*** EXTRACTED MATERIAL ***

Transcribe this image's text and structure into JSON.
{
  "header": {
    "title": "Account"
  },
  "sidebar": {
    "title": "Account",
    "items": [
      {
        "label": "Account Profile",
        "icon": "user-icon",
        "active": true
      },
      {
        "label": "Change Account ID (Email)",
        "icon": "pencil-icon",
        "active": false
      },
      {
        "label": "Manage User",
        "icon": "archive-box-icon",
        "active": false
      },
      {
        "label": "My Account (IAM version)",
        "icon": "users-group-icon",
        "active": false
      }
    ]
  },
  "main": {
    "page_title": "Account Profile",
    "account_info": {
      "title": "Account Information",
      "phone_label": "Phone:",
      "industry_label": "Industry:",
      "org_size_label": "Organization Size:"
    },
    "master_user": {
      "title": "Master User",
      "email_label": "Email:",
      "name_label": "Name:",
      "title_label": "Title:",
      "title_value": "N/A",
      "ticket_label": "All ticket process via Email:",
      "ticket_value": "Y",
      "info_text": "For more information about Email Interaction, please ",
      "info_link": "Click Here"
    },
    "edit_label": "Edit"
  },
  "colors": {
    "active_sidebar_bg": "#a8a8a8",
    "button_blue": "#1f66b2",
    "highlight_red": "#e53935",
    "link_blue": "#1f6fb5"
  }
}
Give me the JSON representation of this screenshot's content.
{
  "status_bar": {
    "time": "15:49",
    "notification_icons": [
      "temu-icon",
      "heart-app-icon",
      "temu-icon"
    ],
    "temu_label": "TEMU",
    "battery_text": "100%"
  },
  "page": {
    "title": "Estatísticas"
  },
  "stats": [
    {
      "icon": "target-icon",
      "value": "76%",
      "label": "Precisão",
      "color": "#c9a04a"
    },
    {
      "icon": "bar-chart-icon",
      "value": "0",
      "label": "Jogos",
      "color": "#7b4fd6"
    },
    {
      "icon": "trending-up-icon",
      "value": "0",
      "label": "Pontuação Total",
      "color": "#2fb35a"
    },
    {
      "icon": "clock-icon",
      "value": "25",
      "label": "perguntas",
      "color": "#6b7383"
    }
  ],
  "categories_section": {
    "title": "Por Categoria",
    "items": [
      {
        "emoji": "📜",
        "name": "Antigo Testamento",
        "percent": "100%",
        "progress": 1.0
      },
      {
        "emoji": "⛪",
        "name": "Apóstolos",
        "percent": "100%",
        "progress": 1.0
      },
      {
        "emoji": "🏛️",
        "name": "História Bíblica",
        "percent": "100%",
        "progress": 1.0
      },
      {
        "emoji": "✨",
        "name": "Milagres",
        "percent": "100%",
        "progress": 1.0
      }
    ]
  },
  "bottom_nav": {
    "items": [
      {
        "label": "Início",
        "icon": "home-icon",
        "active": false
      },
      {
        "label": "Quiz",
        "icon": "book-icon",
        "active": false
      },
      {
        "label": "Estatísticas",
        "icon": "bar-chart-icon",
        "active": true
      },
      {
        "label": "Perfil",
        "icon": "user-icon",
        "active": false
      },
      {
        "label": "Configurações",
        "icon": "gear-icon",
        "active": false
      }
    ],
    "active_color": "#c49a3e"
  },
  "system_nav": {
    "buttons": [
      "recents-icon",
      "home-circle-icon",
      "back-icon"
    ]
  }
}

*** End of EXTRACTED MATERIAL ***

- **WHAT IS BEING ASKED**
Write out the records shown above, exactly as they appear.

- **RESPONSE TO THE TASK**
Transcribe this image's text and structure into JSON.
{
  "header": {
    "title": "Account"
  },
  "sidebar": {
    "title": "Account",
    "items": [
      {
        "label": "Account Profile",
        "icon": "user-icon",
        "active": true
      },
      {
        "label": "Change Account ID (Email)",
        "icon": "pencil-icon",
        "active": false
      },
      {
        "label": "Manage User",
        "icon": "archive-box-icon",
        "active": false
      },
      {
        "label": "My Account (IAM version)",
        "icon": "users-group-icon",
        "active": false
      }
    ]
  },
  "main": {
    "page_title": "Account Profile",
    "account_info": {
      "title": "Account Information",
      "phone_label": "Phone:",
      "industry_label": "Industry:",
      "org_size_label": "Organization Size:"
    },
    "master_user": {
      "title": "Master User",
      "email_label": "Email:",
      "name_label": "Name:",
      "title_label": "Title:",
      "title_value": "N/A",
      "ticket_label": "All ticket process via Email:",
      "ticket_value": "Y",
      "info_text": "For more information about Email Interaction, please ",
      "info_link": "Click Here"
    },
    "edit_label": "Edit"
  },
  "colors": {
    "active_sidebar_bg": "#a8a8a8",
    "button_blue": "#1f66b2",
    "highlight_red": "#e53935",
    "link_blue": "#1f6fb5"
  }
}
Give me the JSON representation of this screenshot's content.
{
  "status_bar": {
    "time": "15:49",
    "notification_icons": [
      "temu-icon",
      "heart-app-icon",
      "temu-icon"
    ],
    "temu_label": "TEMU",
    "battery_text": "100%"
  },
  "page": {
    "title": "Estatísticas"
  },
  "stats": [
    {
      "icon": "target-icon",
      "value": "76%",
      "label": "Precisão",
      "color": "#c9a04a"
    },
    {
      "icon": "bar-chart-icon",
      "value": "0",
      "label": "Jogos",
      "color": "#7b4fd6"
    },
    {
      "icon": "trending-up-icon",
      "value": "0",
      "label": "Pontuação Total",
      "color": "#2fb35a"
    },
    {
      "icon": "clock-icon",
      "value": "25",
      "label": "perguntas",
      "color": "#6b7383"
    }
  ],
  "categories_section": {
    "title": "Por Categoria",
    "items": [
      {
        "emoji": "📜",
        "name": "Antigo Testamento",
        "percent": "100%",
        "progress": 1.0
      },
      {
        "emoji": "⛪",
        "name": "Apóstolos",
        "percent": "100%",
        "progress": 1.0
      },
      {
        "emoji": "🏛️",
        "name": "História Bíblica",
        "percent": "100%",
        "progress": 1.0
      },
      {
        "emoji": "✨",
        "name": "Milagres",
        "percent": "100%",
        "progress": 1.0
      }
    ]
  },
  "bottom_nav": {
    "items": [
      {
        "label": "Início",
        "icon": "home-icon",
        "active": false
      },
      {
        "label": "Quiz",
        "icon": "book-icon",
        "active": false
      },
      {
        "label": "Estatísticas",
        "icon": "bar-chart-icon",
        "active": true
      },
      {
        "label": "Perfil",
        "icon": "user-icon",
        "active": false
      },
      {
        "label": "Configurações",
        "icon": "gear-icon",
        "active": false
      }
    ],
    "active_color": "#c49a3e"
  },
  "system_nav": {
    "buttons": [
      "recents-icon",
      "home-circle-icon",
      "back-icon"
    ]
  }
}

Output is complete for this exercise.